Your job, Genesis, is to short-circuit control,” once said the preeminent literary gentleman junkie William S. Burroughs to Genesis Breyer P-Orridge who, as much as we obsess about h/er on Filthy Dreams, needs no introduction (or shouldn’t!).
And short-circuit control s/he did. I mean, what socially imposed and regulated norm of living didn’t Genesis shatter, whether through bands Throbbing Gristle and Psychic TV, visual art, a stint as a cult leader of Thee Temple ov Psychick Youth, or h/er ultimate boundary transgression, the pandrogeny, which taken at its simplest, applied the cut-up teachings of Burroughs and Gysin to h/er and Lady Jaye Breyer’s bodies to create a third being: the pandrogyne? Of course, Breyer P-Orridge broke gender through the pandrogeny, but it’s more than that. Breyer P-Orridge managed to erase the division between the self and the other, and the singular and the collective. S/he showed that you are or can be another. In all of Breyer P-Orridge’s life and art (which were, in h/er mind, inseparable), s/he showed us that the human body–a cheap suitcase that carries around consciousness, as Lady Jaye often said–is malleable, transmutable and deliciously unstable, able to be reworked and reconfigured in any way possible.
Sadly, amidst this week’s jittery anxiety and chest burning (ok, my chest burning. No I haven’t taken a test), Genesis dropped h/er body last weekend, as s/he would describe it. How dare s/he leave us when we need h/er most?! All week I’ve sat stunned at my computer, wondering how the hell I’m ever going to write a fitting tribute to Genesis, someone whose work I’ve written about a lot, while suffering from a continual absence of words, scrolling through Twitter, blacking out and losing time.
But, then, it dawned on me. Genesis is the perfect person to turn to, as society crumbled and burned down in a wave of toilet paper-hoarding. Right now, dealing with the spread of COVID-19 and all the quarantining, self-isolating and social distancing that involves, we’re realizing the utter precariousness and porousness of our bodies, as we hide in our tiny apartments, shielding ourselves and others from an invisible virus. We’re currently existing at the whim of the collective–something Americans certainly are not too well-equipped to handle (and from the looks of those booze-breathed, red-faced spring breakers and monstrously selfish acts by garishly wealthy people, we might be fucked).
With h/er experiments in short-circuiting how society operates on our bodies, our consciousness and our selves, Breyer P-Orridge already understood the fallacy of individualism, the uselessness of singularity and the cosmic joke that is social control. As Breyer P-Orridge wrote in “Breaking Sex,” detailing the concepts behind pandrogeny: “’WE ARE BUT ONE…’ becomes less about individual gnosis and more about the unfolding of an entirely new, open-source, 21st century myth of creation.”
Last year, I interviewed Breyer P-Orridge for them. and besides being out of my mind with breathless fanaticism, s/he said something to me that while it didn’t make it to the published article, certainly seems prescient now: “We like to think of the human species as a single-celled organism like an amoeba.
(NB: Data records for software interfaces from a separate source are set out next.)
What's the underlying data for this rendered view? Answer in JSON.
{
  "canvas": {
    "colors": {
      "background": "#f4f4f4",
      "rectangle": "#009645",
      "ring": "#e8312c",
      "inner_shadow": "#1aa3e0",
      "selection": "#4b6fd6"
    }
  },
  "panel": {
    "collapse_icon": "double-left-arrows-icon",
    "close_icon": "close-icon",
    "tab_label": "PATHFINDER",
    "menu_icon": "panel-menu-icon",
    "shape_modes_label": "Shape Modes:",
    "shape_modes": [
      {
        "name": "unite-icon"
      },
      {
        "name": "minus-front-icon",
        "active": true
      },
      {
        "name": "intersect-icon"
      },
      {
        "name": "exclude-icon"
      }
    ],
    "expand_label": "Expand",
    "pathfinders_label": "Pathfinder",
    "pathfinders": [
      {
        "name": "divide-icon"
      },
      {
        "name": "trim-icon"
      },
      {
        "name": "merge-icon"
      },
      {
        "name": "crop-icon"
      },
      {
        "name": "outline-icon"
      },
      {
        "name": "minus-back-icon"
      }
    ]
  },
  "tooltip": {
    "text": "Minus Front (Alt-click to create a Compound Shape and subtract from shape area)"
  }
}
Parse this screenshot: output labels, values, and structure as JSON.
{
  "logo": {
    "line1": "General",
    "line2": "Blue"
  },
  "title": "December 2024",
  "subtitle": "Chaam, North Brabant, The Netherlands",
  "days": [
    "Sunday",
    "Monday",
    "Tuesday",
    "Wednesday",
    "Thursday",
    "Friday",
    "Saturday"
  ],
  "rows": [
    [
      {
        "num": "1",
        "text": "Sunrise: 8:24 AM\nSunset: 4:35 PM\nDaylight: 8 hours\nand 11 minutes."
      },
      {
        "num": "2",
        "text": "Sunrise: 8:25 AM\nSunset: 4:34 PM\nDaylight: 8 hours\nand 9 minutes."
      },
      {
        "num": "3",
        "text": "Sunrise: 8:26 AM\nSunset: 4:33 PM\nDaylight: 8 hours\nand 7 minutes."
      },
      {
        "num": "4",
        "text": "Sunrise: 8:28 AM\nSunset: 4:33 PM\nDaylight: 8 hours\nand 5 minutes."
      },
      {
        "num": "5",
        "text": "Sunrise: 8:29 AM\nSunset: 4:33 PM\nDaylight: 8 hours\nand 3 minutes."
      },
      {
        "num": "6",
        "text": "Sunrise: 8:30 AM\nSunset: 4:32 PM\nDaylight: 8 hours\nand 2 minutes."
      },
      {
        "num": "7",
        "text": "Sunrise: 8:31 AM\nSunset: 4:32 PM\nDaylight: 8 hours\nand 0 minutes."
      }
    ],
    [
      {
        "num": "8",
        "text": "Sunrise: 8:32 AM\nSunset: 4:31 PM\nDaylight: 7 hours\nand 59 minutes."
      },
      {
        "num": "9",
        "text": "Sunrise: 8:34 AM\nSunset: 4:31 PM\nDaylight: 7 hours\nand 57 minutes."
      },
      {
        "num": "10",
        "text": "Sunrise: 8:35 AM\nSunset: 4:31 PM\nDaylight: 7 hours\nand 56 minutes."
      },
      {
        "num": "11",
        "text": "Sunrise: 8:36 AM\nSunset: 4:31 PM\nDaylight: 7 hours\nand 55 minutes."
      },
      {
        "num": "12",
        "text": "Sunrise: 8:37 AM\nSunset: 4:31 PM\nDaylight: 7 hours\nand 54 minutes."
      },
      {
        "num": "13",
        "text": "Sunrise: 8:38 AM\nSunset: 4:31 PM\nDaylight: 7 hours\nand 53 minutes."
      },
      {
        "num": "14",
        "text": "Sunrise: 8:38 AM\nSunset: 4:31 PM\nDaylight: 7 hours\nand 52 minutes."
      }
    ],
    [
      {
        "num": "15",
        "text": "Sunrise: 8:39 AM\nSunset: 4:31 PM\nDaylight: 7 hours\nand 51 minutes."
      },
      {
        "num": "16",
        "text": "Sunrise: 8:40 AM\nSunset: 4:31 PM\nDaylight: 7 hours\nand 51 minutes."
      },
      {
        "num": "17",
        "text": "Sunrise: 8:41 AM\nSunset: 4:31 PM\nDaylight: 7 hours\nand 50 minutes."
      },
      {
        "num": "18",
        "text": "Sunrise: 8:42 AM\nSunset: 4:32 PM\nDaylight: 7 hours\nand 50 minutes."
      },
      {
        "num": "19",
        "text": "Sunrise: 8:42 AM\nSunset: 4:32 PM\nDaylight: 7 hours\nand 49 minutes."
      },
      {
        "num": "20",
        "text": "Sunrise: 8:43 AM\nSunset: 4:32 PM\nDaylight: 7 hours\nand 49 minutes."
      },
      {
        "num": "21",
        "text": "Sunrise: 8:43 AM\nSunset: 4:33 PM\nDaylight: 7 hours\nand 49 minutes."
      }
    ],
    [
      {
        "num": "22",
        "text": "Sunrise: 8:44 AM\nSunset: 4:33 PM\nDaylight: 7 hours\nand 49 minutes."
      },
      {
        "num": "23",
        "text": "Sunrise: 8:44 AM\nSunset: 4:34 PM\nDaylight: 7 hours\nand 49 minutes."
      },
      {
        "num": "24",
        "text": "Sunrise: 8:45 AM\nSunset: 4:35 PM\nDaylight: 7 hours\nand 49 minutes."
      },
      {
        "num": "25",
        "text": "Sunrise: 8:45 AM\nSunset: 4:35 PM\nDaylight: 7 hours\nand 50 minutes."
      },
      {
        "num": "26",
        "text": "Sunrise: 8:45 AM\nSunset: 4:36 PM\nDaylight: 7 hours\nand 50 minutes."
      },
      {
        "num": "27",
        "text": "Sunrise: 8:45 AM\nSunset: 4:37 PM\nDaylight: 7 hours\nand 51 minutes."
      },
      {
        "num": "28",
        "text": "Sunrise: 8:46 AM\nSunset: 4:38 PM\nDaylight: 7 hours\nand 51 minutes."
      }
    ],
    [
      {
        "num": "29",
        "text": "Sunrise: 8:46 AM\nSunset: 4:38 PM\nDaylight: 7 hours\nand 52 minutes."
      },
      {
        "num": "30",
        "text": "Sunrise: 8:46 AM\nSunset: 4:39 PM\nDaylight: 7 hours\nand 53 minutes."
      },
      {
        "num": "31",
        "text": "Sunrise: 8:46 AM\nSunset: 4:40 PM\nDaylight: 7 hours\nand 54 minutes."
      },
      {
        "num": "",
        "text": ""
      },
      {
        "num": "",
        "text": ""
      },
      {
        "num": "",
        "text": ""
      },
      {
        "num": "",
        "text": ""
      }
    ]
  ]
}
If one part gets damaged or inured on some part, it will use all of the resources it has in it to heal that damage. It will shift whatever nutrients it needs because it has a vested interest in the whole organism. If anywhere is damaged and needed healing, we’d heal it from the whole organism.”
S/he got it before the rest of us. Again.
Now, with Genesis’s transfixingly gravelly voice gone, that doesn’t mean we can’t turn to what s/he left behind. At the end of our conversation, we spoke about the need for h/er to focus on preserving “information and evidence” for future generations–written, spoken and recorded material from what s/he accomplished so it can’t be censored, erased or rewritten. And s/he certainly left enough of it.
Rather than continue to blather on about Breyer P-Orridge’s importance myself (you already know, dearest readers) or even worse, write some painfully virtue signaling article about h/er prior problematic abuses (yes, I read and reviewed Cosey Fanni Tutti’s book. I can hold complicated thoughts in my head at once), I want to let Breyer P-Orridge speak for h/erself. I mean, what is anyone doing other than binging on YouTube videos anyway? Might as well honor Gen while you’re at it.
So sit back, order a pitcher of margaritas on Seamless, stop panic-scrolling through Twitter (for now) and watch Breyer P-Orridge over the years: